The excellent command to use here is the head command, which is a part of the GNU Coreutils package and should be available in almost all Linux operating system distributions.

The primary applicability of the head command is to retrieve the first part of a targeted file. Below is its usage syntax:

$ head [OPTION]... [FILE]...

To output the first row of our sample CSV file, we will run:

$ head -1 sample_data.csv  
Print First Row of File in Linux
Print First Row of File in Linux

To output the first three rows of the CSV file, we will run:

$ head -3 sample_data.csv
Print Three Rows of File in Linux
Print Three Rows of File in Linux

We are now ready to count the number of columns in this file:

Method 1: Using head + sed + wc Commands

The sed command is effective in filtering and transforming input-file text. Supposing we are dealing with the first row results from the head command we executed earlier, piping the head command result to the following sed command will ignore everything and only output the comma characters.

$ head -1 sample_data.csv | sed 's/[^,]//g'
Outputs Comma Characters
Outputs Comma Characters

As you might have noted, the above command has outputted 6 commas. We will again pipe this output to the wc command which will count these comma characters plus the carriage (\n) character as the total number of columns.

$ head -1 sample_data.csv | sed 's/[^,]//g' | wc -c
Find Number of Columns in File
Find Number of Columns in File

We have successfully determined the number of columns on our CSV file as 7.

Method 2: Using head + awk Commands

The awk command is effective for scanning patterns of an input file.
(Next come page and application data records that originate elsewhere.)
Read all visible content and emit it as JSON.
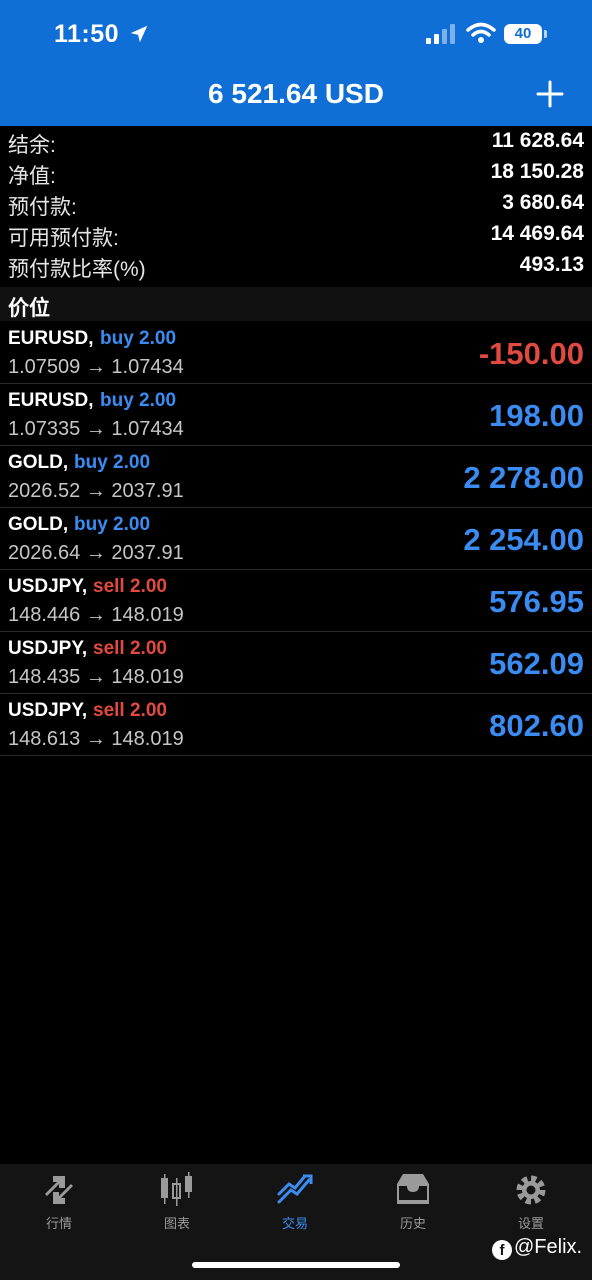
{
  "status_bar": {
    "time": "11:50",
    "battery": "40"
  },
  "header": {
    "title": "6 521.64 USD"
  },
  "summary": [
    {
      "label": "结余:",
      "value": "11 628.64"
    },
    {
      "label": "净值:",
      "value": "18 150.28"
    },
    {
      "label": "预付款:",
      "value": "3 680.64"
    },
    {
      "label": "可用预付款:",
      "value": "14 469.64"
    },
    {
      "label": "预付款比率(%)",
      "value": "493.13"
    }
  ],
  "section_title": "价位",
  "positions": [
    {
      "symbol": "EURUSD,",
      "action": "buy 2.00",
      "type": "buy",
      "prices": "1.07509 → 1.07434",
      "profit": "-150.00",
      "sign": "neg"
    },
    {
      "symbol": "EURUSD,",
      "action": "buy 2.00",
      "type": "buy",
      "prices": "1.07335 → 1.07434",
      "profit": "198.00",
      "sign": "pos"
    },
    {
      "symbol": "GOLD,",
      "action": "buy 2.00",
      "type": "buy",
      "prices": "2026.52 → 2037.91",
      "profit": "2 278.00",
      "sign": "pos"
    },
    {
      "symbol": "GOLD,",
      "action": "buy 2.00",
      "type": "buy",
      "prices": "2026.64 → 2037.91",
      "profit": "2 254.00",
      "sign": "pos"
    },
    {
      "symbol": "USDJPY,",
      "action": "sell 2.00",
      "type": "sell",
      "prices": "148.446 → 148.019",
      "profit": "576.95",
      "sign": "pos"
    },
    {
      "symbol": "USDJPY,",
      "action": "sell 2.00",
      "type": "sell",
      "prices": "148.435 → 148.019",
      "profit": "562.09",
      "sign": "pos"
    },
    {
      "symbol": "USDJPY,",
      "action": "sell 2.00",
      "type": "sell",
      "prices": "148.613 → 148.019",
      "profit": "802.60",
      "sign": "pos"
    }
  ],
  "tabs": [
    {
      "label": "行情",
      "icon": "quotes-icon",
      "active": false
    },
    {
      "label": "图表",
      "icon": "chart-icon",
      "active": false
    },
    {
      "label": "交易",
      "icon": "trade-icon",
      "active": true
    },
    {
      "label": "历史",
      "icon": "history-icon",
      "active": false
    },
    {
      "label": "设置",
      "icon": "settings-icon",
      "active": false
    }
  ],
  "watermark": "@Felix.",
  "colors": {
    "header_bg": "#0f6fd6",
    "buy": "#3b8cf2",
    "sell": "#e24a3f",
    "active_tab": "#3b8cf2"
  }
}
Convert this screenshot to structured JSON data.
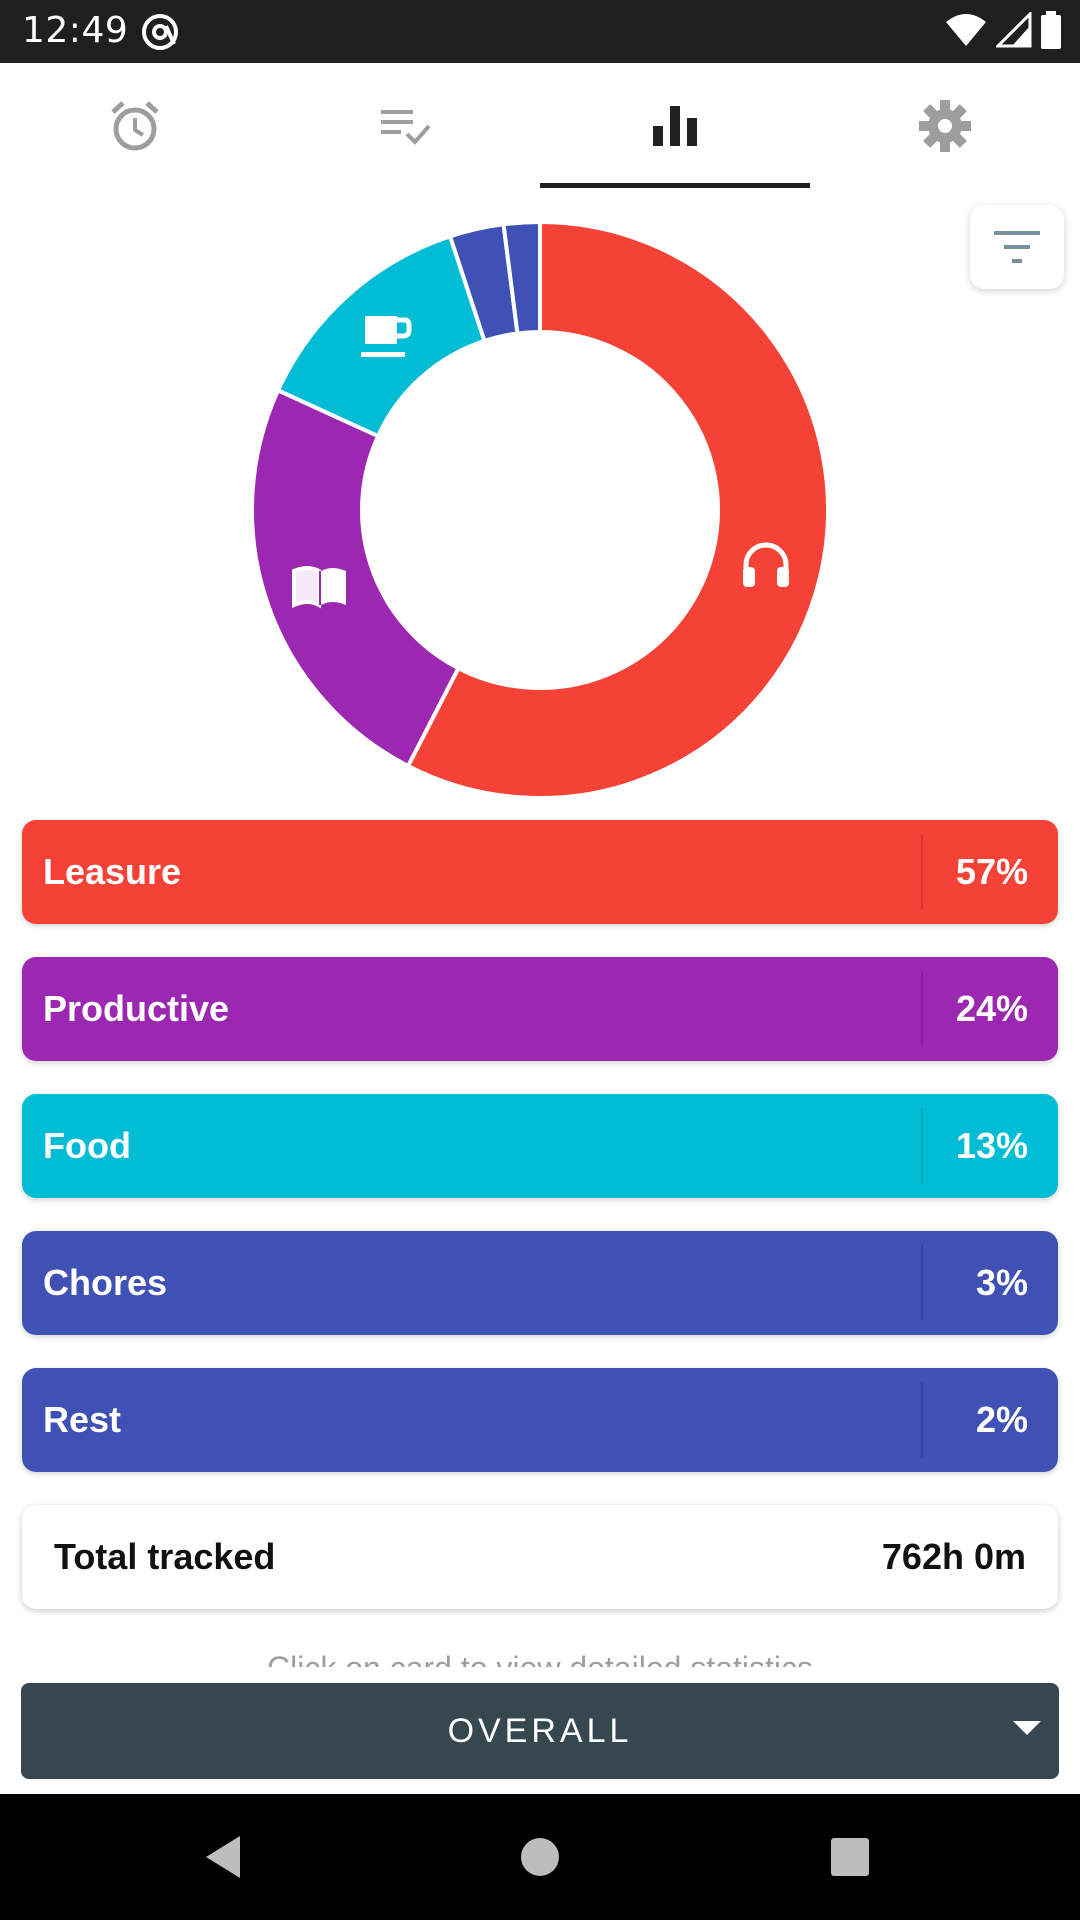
{
  "status_bar": {
    "time": "12:49",
    "icons": [
      "at-notification-icon",
      "wifi-icon",
      "cellular-signal-icon",
      "battery-icon"
    ]
  },
  "tabs": [
    {
      "name": "tab-timer",
      "icon": "alarm-clock-icon",
      "active": false
    },
    {
      "name": "tab-records",
      "icon": "playlist-check-icon",
      "active": false
    },
    {
      "name": "tab-statistics",
      "icon": "bar-chart-icon",
      "active": true
    },
    {
      "name": "tab-settings",
      "icon": "gear-icon",
      "active": false
    }
  ],
  "filter_button": {
    "icon": "filter-icon"
  },
  "chart_data": {
    "type": "pie",
    "style": "donut",
    "title": "",
    "categories": [
      "Leasure",
      "Productive",
      "Food",
      "Chores",
      "Rest"
    ],
    "values": [
      57,
      24,
      13,
      3,
      2
    ],
    "unit": "%",
    "colors": [
      "#f44336",
      "#9c27b0",
      "#00bcd4",
      "#3f51b5",
      "#3f51b5"
    ],
    "icons": [
      "headphones-icon",
      "book-icon",
      "coffee-cup-icon",
      "",
      ""
    ]
  },
  "categories": [
    {
      "label": "Leasure",
      "percent": "57%",
      "color": "#f44336"
    },
    {
      "label": "Productive",
      "percent": "24%",
      "color": "#9c27b0"
    },
    {
      "label": "Food",
      "percent": "13%",
      "color": "#00bcd4"
    },
    {
      "label": "Chores",
      "percent": "3%",
      "color": "#3f51b5"
    },
    {
      "label": "Rest",
      "percent": "2%",
      "color": "#3f51b5"
    }
  ],
  "total": {
    "label": "Total tracked",
    "value": "762h 0m"
  },
  "hint": "Click on card to view detailed statistics",
  "range_selector": {
    "selected": "OVERALL",
    "icon": "dropdown-arrow-icon"
  },
  "nav_bar": {
    "icons": [
      "back-icon",
      "home-icon",
      "recents-icon"
    ]
  }
}
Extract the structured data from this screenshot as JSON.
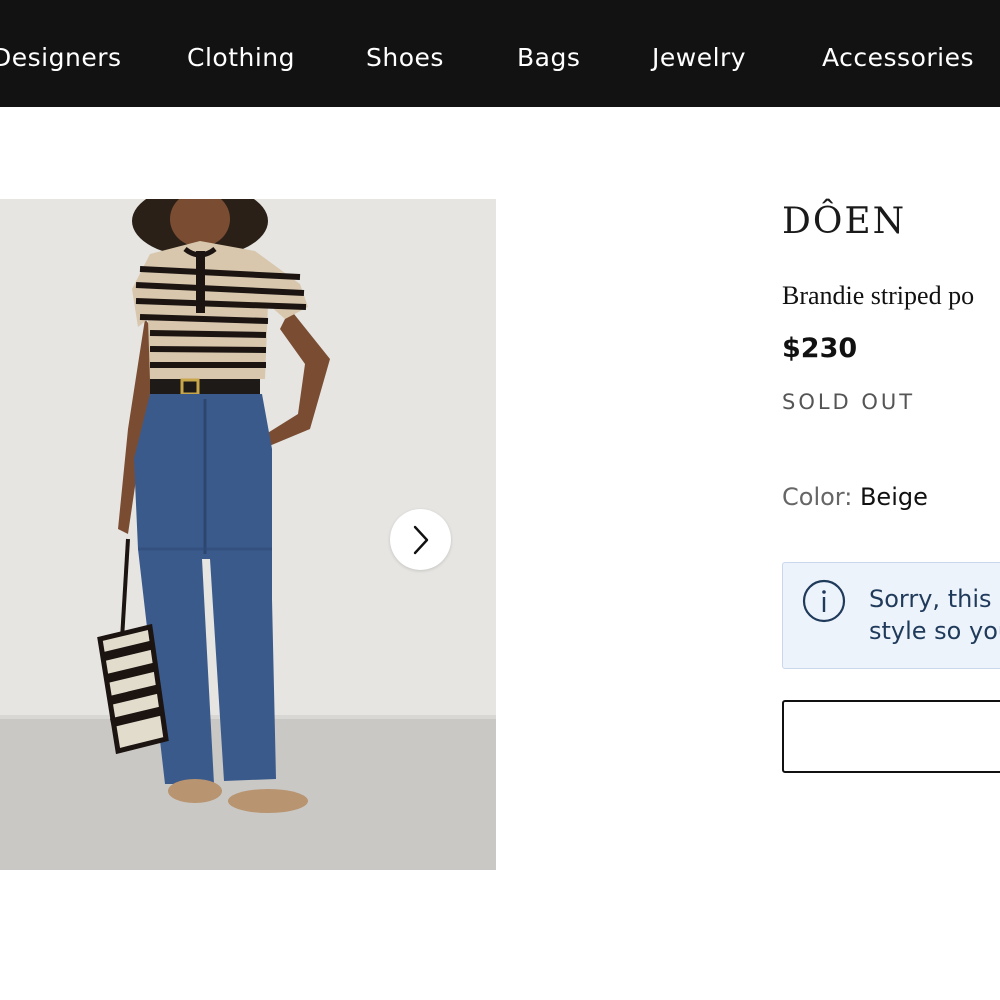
{
  "nav": {
    "items": [
      "Designers",
      "Clothing",
      "Shoes",
      "Bags",
      "Jewelry",
      "Accessories"
    ]
  },
  "product": {
    "brand": "DÔEN",
    "name": "Brandie striped po",
    "price": "$230",
    "stock_status": "SOLD OUT",
    "color_label": "Color:",
    "color_value": "Beige",
    "notice_text": "Sorry, this i\nstyle so you",
    "notice_icon": "info-icon",
    "carousel_icon": "chevron-right-icon"
  },
  "colors": {
    "nav_bg": "#121212",
    "notice_bg": "#edf3fa",
    "notice_text": "#1f3a5a"
  }
}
It is part of the Free Software Foundation package.

$ head -1 sample_data.csv | awk -F, '{print NF}' 

The awk command option -F retrieves the field separators on the first row of the CSV file which is then printed as numeric (-N) characters by the command portion '{print NF}'.

Show Number of Columns in File
Show Number of Columns in File

With this guide, we can now comfortably count the number of columns in a file in Linux.

You might also like to read the following related articles:

Got something to say? Join the discussion.

Have a question or suggestion? Please leave a comment to start the discussion. Please keep in mind that all comments are moderated and your email address will NOT be published.